**Work required**
Search each line below for the word "true" and list those that contain it.

App and web page records
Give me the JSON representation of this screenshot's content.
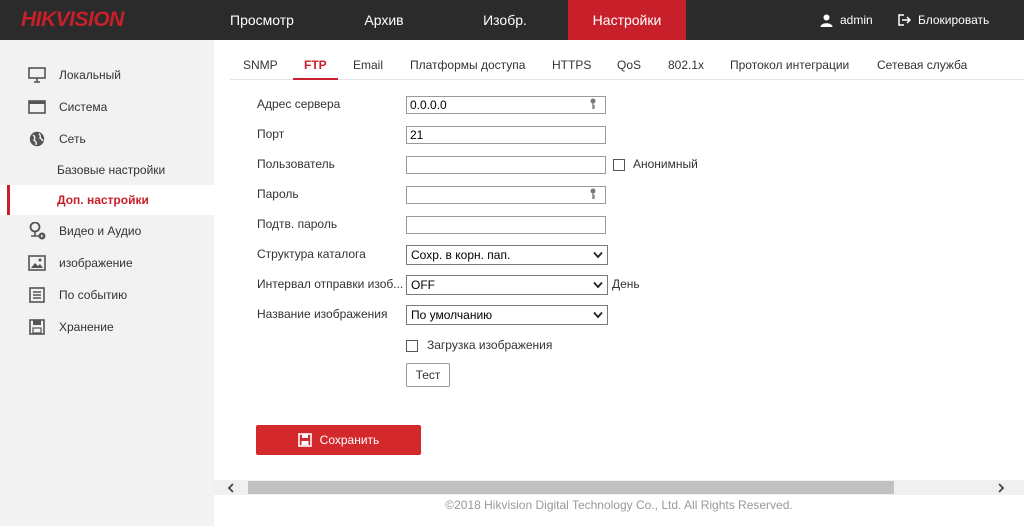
{
  "brand": {
    "logo_text": "HIKVISION",
    "accent_color": "#c8202a"
  },
  "nav": {
    "items": [
      {
        "label": "Просмотр"
      },
      {
        "label": "Архив"
      },
      {
        "label": "Изобр."
      },
      {
        "label": "Настройки",
        "active": true
      }
    ],
    "user_label": "admin",
    "logout_label": "Блокировать"
  },
  "sidebar": {
    "items": [
      {
        "label": "Локальный",
        "icon": "monitor-icon"
      },
      {
        "label": "Система",
        "icon": "window-icon"
      },
      {
        "label": "Сеть",
        "icon": "globe-icon"
      },
      {
        "label": "Базовые настройки",
        "sub": true
      },
      {
        "label": "Доп. настройки",
        "sub": true,
        "active": true
      },
      {
        "label": "Видео и Аудио",
        "icon": "mic-camera-icon"
      },
      {
        "label": "изображение",
        "icon": "image-icon"
      },
      {
        "label": "По событию",
        "icon": "event-list-icon"
      },
      {
        "label": "Хранение",
        "icon": "storage-icon"
      }
    ]
  },
  "tabs": [
    {
      "label": "SNMP"
    },
    {
      "label": "FTP",
      "active": true
    },
    {
      "label": "Email"
    },
    {
      "label": "Платформы доступа"
    },
    {
      "label": "HTTPS"
    },
    {
      "label": "QoS"
    },
    {
      "label": "802.1x"
    },
    {
      "label": "Протокол интеграции"
    },
    {
      "label": "Сетевая служба"
    }
  ],
  "form": {
    "server_address": {
      "label": "Адрес сервера",
      "value": "0.0.0.0"
    },
    "port": {
      "label": "Порт",
      "value": "21"
    },
    "user": {
      "label": "Пользователь",
      "value": ""
    },
    "anonymous": {
      "label": "Анонимный",
      "checked": false
    },
    "password": {
      "label": "Пароль",
      "value": ""
    },
    "confirm_password": {
      "label": "Подтв. пароль",
      "value": ""
    },
    "directory_structure": {
      "label": "Структура каталога",
      "value": "Сохр. в корн. пап."
    },
    "upload_interval": {
      "label": "Интервал отправки изоб...",
      "value": "OFF",
      "unit": "День"
    },
    "image_name": {
      "label": "Название изображения",
      "value": "По умолчанию"
    },
    "upload_image": {
      "label": "Загрузка изображения",
      "checked": false
    },
    "test_button": "Тест",
    "save_button": "Сохранить"
  },
  "footer": "©2018 Hikvision Digital Technology Co., Ltd. All Rights Reserved."
}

**Task response**
        "active": true
        "sub": true
        "sub": true,
        "active": true
      "active": true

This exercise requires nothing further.